So, we need to go around to all the C libraries that spawn helper processes, and make sure that they properly unmask signals (and potentially reset all signal handlers first) between fork and exec. We also need to get the same change into Rust's
I'm still unhappy about the
Somewhat unrelatedly, I think I'm concluding that it's strictly worse to use
See also GHC ticket #2451, comment 19 onwards:
If we want to get one siginfo per
Alternatively, we could decide that the semantics for mio signal delivery involve siginfos as a best-effort thing, but acknowledge that they may get coalesced, and you may only get one siginfo if multiple signals of the same type were delivered between calls to the reactor.
I think there are three major subtasks in this issue:

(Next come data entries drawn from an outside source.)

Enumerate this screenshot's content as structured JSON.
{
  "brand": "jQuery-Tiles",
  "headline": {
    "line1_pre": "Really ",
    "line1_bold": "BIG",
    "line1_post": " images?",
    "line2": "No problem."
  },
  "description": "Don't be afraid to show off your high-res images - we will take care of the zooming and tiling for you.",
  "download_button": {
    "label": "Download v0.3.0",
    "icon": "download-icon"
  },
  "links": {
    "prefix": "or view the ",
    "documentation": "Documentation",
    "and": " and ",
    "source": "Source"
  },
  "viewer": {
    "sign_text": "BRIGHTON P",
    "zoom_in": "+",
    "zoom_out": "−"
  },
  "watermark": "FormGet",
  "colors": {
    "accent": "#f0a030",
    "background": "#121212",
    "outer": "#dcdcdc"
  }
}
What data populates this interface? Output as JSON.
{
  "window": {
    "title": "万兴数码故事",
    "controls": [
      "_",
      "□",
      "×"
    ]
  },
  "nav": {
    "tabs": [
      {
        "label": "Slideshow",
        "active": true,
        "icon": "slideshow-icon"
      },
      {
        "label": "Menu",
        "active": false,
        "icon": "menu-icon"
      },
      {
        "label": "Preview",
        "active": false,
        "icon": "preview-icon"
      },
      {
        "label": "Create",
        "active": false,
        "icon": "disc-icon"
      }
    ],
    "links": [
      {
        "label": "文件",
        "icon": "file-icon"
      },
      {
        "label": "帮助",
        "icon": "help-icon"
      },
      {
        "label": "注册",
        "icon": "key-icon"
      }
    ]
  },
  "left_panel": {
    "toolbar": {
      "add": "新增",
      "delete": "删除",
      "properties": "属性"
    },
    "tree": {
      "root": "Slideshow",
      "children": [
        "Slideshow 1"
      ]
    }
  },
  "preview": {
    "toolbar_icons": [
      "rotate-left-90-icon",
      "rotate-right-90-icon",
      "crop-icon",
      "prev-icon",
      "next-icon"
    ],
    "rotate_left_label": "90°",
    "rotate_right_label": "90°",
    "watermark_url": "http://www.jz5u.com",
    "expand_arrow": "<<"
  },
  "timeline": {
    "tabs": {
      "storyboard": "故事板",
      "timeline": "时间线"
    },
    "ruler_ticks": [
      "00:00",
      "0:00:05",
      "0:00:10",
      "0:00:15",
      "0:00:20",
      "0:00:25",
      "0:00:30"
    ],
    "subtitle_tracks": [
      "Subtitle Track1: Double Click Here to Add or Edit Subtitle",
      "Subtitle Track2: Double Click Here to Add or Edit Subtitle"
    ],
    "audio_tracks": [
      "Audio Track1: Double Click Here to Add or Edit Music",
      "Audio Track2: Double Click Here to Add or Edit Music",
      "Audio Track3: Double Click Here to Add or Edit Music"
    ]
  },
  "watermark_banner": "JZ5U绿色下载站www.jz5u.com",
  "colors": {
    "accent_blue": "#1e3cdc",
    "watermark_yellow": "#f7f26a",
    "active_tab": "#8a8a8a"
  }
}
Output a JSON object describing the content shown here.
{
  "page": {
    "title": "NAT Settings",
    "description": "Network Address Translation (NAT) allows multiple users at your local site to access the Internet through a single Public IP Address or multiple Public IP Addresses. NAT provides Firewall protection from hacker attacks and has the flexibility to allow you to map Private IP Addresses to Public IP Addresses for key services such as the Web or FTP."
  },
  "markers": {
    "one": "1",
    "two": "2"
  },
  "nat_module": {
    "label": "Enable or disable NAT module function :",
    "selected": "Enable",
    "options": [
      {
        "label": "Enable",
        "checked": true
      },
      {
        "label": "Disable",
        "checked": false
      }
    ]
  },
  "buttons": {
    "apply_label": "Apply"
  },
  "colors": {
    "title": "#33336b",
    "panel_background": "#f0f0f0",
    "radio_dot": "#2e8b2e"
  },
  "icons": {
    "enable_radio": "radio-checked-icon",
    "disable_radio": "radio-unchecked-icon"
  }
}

I am of the opinion that items 1 and 2 are worthwhile tasks. 3 is not. I might be wrong, I am willing to defer to the results of a survey of developers for the market viability of signal delivery as a feature. My instinct is that, frankly, if someone is interested in organizing their management of signals they've made some wrong architectural decisions and I am not interested in helping someone do the wrong thing. That's as much as I'll say about item 3.
Re item 1, retrying on eintr is a pretty good thing to do in general (except for close()1) While I don't think much effort spent on signals is warranted as a lib designer, I do think that we should operate correctly if someone does have a legitimate use case for SIGUSR or SIGCHLD.
Re item 2, in my career as a POSIX dev, pretty much every mature software dev organization on *nix had an application framework context that they initialized. It set a static global variable named something intelligent like "volatile int __running_g = 1;" And the application context just set a handler for SIGINT and set that __running_g to 0, then the event loop would shut down, worker threads would spin down, etc. It doesn't matter which thread gets picked to handle the signal, the handler gets run, the global atomic variable gets tripped and things begin shutting down gracefully. I'd probably recommend a configuration setting in Mio EventLoop which is handle_sigint or something to let people opt out.
 close() isn't really as broken as the article referenced above might suggest, the most correct behavior is to not retry on close. The worst case is very remote possibility is you do leak a file descriptor. I don't know what the exact odds are, but let's say a 1 in 1,000,000 chance, let's also put the odds of a signal occuring during a close() in your program at 1,000,000 for round numbers. Also a paranoid sysadmin put the per-user fd limit at 4096 for some silly reason. Well then you'd need to handle 4e15 signals in your process to run out of fds. If you came anywhere close to that, I'd say that you're doing something really dumb with signals in the first place :)
The things that have me interested in signal handling are clean handling of
I'm actually less concerned about
I think retry-on-
Maybe we're saying the same thing here, but I don't think it's possible to generically designate a signal handling thread. Unknown future libraries in the application will create a thread and ruin everything :)
I am all for providing some cleanly wrapped library functions that let a user do it themselves, provided they know what they're doing. Unless I'm missing something, all they'd need at that point to interact with EventLoop is a Notify Sender channel. I don't even think it would require a special callback in Handler, notify should be sufficient, obviously Message would need to understand how to carry said information, but that is entirely up to the API user, IMO.
By the way, it was pointed out to me that you don't get reliable signal delivery over re-entrant
So this simplifies the API that mio needs to expose, and gets us closer to offering a clean abstraction like we do for sockets or timers, instead of something that's closely related to OS quirks. It also lets us get away with using
I do wonder if there's value in mio offering subprocess management in the mainloop, and offering an API that doesn't specifically reference
referenced this issue
May 25, 2015
After talking more with @geofft, I believe that signal handling would be better off as a standalone library (built on top of nix). The reasons:
I'm hoping that @geofft will write this library